As you learned in the previous post, you learned how you can load templates inline in your app using RequireJS. The next step is to load and compile a template file. And for your offline app, learn how you can cache templates. Caching saves a round trip to the server, making your application incredibly responsive.
The technique uses RequireJS, so there is no more dynamic loading. Templates are bundled within your code which saves some HTTP requests.
For this project, you will need LoDash (or Underscore), and RequireJS. For this tutorial, the files are all in Scripts folder.You can get the libraries from their websites or for your Visual Studio project from NuGet.
Next, create a template named productsTmpl.html in a Templates folder:
Next, create an HTML page that contains a reference to required.js. Note that the starting point for will on the page for simplicity, but in real life you would put the code into an main.js or app.js file (and some file references would change when you do that).
Setup the Page
In this page, you should also set requirejs.config to point to the Scripts folder as the RequireJs baseUrl and also map the paths for using _ . You can also map the use of underscore to lodash. The file name does not really matter, but take note, because later you will use the filename in the AppCache.

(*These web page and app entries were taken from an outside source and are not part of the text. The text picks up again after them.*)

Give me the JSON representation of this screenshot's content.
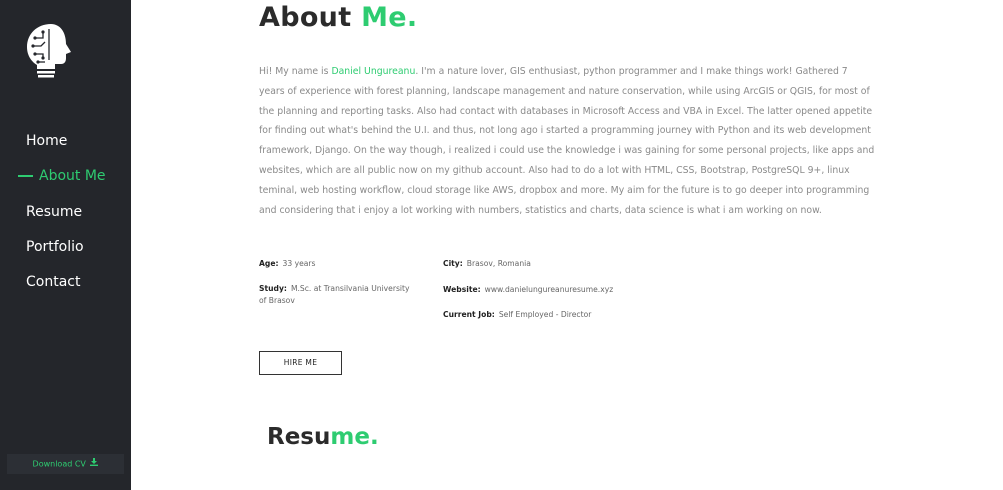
{
  "sidebar": {
    "nav": [
      {
        "label": "Home"
      },
      {
        "label": "About Me"
      },
      {
        "label": "Resume"
      },
      {
        "label": "Portfolio"
      },
      {
        "label": "Contact"
      }
    ],
    "download_label": "Download CV",
    "download_icon": "download-icon"
  },
  "about": {
    "title_main": "About",
    "title_accent": "Me.",
    "bio_intro": "Hi! My name is ",
    "bio_name": "Daniel Ungureanu",
    "bio_rest": ". I'm a nature lover, GIS enthusiast, python programmer and I make things work! Gathered 7 years of experience with forest planning, landscape management and nature conservation, while using ArcGIS or QGIS, for most of the planning and reporting tasks. Also had contact with databases in Microsoft Access and VBA in Excel. The latter opened appetite for finding out what's behind the U.I. and thus, not long ago i started a programming journey with Python and its web development framework, Django. On the way though, i realized i could use the knowledge i was gaining for some personal projects, like apps and websites, which are all public now on my github account. Also had to do a lot with HTML, CSS, Bootstrap, PostgreSQL 9+, linux teminal, web hosting workflow, cloud storage like AWS, dropbox and more. My aim for the future is to go deeper into programming and considering that i enjoy a lot working with numbers, statistics and charts, data science is what i am working on now.",
    "age_label": "Age:",
    "age_value": "33 years",
    "study_label": "Study:",
    "study_value": "M.Sc. at Transilvania University of Brasov",
    "city_label": "City:",
    "city_value": "Brasov, Romania",
    "website_label": "Website:",
    "website_value": "www.danielungureanuresume.xyz",
    "job_label": "Current Job:",
    "job_value": "Self Employed - Director",
    "hire_label": "HIRE ME"
  },
  "resume": {
    "title_main": "Resu",
    "title_accent": "me."
  },
  "colors": {
    "accent": "#2ecc71",
    "sidebar_bg": "#24262b",
    "heading": "#2b2b2b",
    "body_text": "#8a8a8a"
  }
}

For more information on setting up require.js, see Using RequireJS Asynchronous Module Definition (AMD) Modules with jQuery, LoDash.

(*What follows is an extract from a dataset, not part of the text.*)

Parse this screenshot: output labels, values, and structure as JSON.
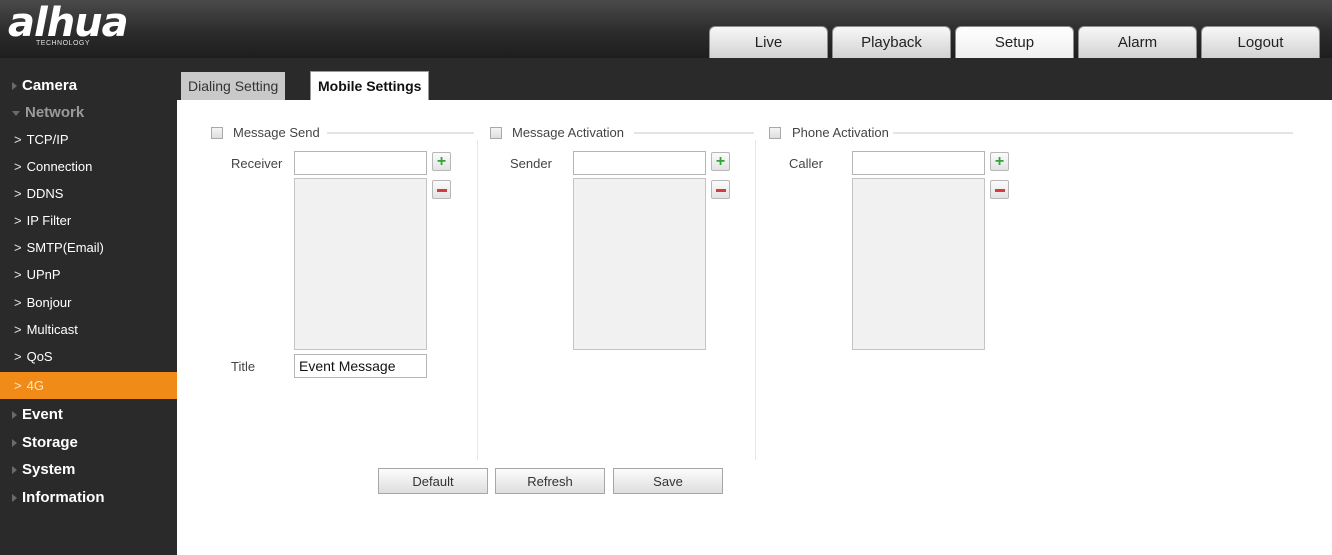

You may find that RequireJS loads scripts before the DOM is ready.
The domReady module implements a cross-browser way to determine when the DOM is ready. Download the domReady Require module directly from the RequireJS site, click the Download button and copy and paste the code into a file named domready.js in the Scripts folder.
You will use it as one of your dependencies.
The key to using a file as a dependency is using Require’s Text.js plugin. Great for loading templates or other HTML files.
The plugin tells Require.js to load text files and treat them as dependencies when RequireJS see text! as the prefix of a dependency.
Get the plugin from The Require Text.js Plugin on GitHub and put it in the Scripts folder.
Your files should look similar to this:
Loading Template Script
The add the following code to the script:
underscore will be resolved using the map lodash.js that is in the baseUrl. domReady is a RequireJS plugin which requires the !.
To load the file as a dependency, you designate:
- The text plugin using the text! prefix
- The path to the file begins at the baseUrl
- Specify the .html suffix.
require() second parameter returns with the return values each item in the required array. For from underscore, you get _ . From the template, you get the text of productsTmpl/html that you set to the variable named productsTemplate.
- Create some data.
- Render the template with the data.
- Apply the output to the body tag.
For more information on the template rendering works, see HTML Templates With Logic Using Underscore, LoDash.
Restrictions on XHR
The text plugin works by using XMLHttpRequest (XHR) to fetch the text for the resources it handles.
- Many browsers do not allow file:// access to just any file.
- There are restrictions for using XHR to access files on another web domain – not all browsers support CORS.
If you need to go across domains, when the text plugin determines that the request for the resource is on another domain, it will try to access a “.js” version of the resource by using a script tag. Script tag GET requests are allowed across domains.
A .js version of the resource should just be a script with a define() call in it that returns a string for the module value.
For an example, see the documentation on Require Text.js Plugin on GitHub.
If you use the Require.js optimizer, you can make the text strings inline. the RequireJS optimizer will inline any text! references with the actual text file contents into the modules, so after a build, the modules that have text! dependencies can be used from other domains.
For more details, see the RequireJS documentation.
Caching Templates Using AppCache
Next, we want to be able to cache the templates and use them for users who are disconnected. We will first use AppCache to do this.
You need to be sure your web server will serve .appcache files as the
text/cache-manifest Mime type. For more details see, 23.1 – AppCache for Offline Apps.
NOTE: For development in Visual Studio, you may need to also need to change your IIS Server so you will no longer use IIS Express. Right-click your solution, click Properties. Click Web. Clear Use IIS Express checkbox.
Next, create a new file named products.appcache and put it in the same directory as your html file (the root). As you learned in earlier posts, the AppCache has a particular format, beginning with CACHE MANIFEST, then CACHE and a list of files. You can also add
List each of the files that your app will need to run should it be offline. In this case, we add each of the script files, the template file and your html file. As best practice, also include a comment with the date that you can use when you want to update your cache.
Finally, add the manifest attribute to your html tag.
The first time you run, you will get the template from server. Following times, you will get the files from the AppCache on the client.
While developing, you will want to clear or change the cache. You can:
- Delete the manifest file, which should cause the AppCache to be deleted the next time the browser attempts to update.
- Change the date (or version number) in the comment.
For more information, see AppCache for Offline Apps.
Samples for this project are available in the DevDays GitHub: https://github.com/devdays/single-page-app/tree/master/LoadTemplates
This project uses 2-LoadEverythingWithAppCache.html
- RequireJS Template Loader
- How to write a lodash template loader for requirejs
- RequireJS Handlebars Plugin
- Application Cache API (“AppCache”) in Internet Explorer Dev Center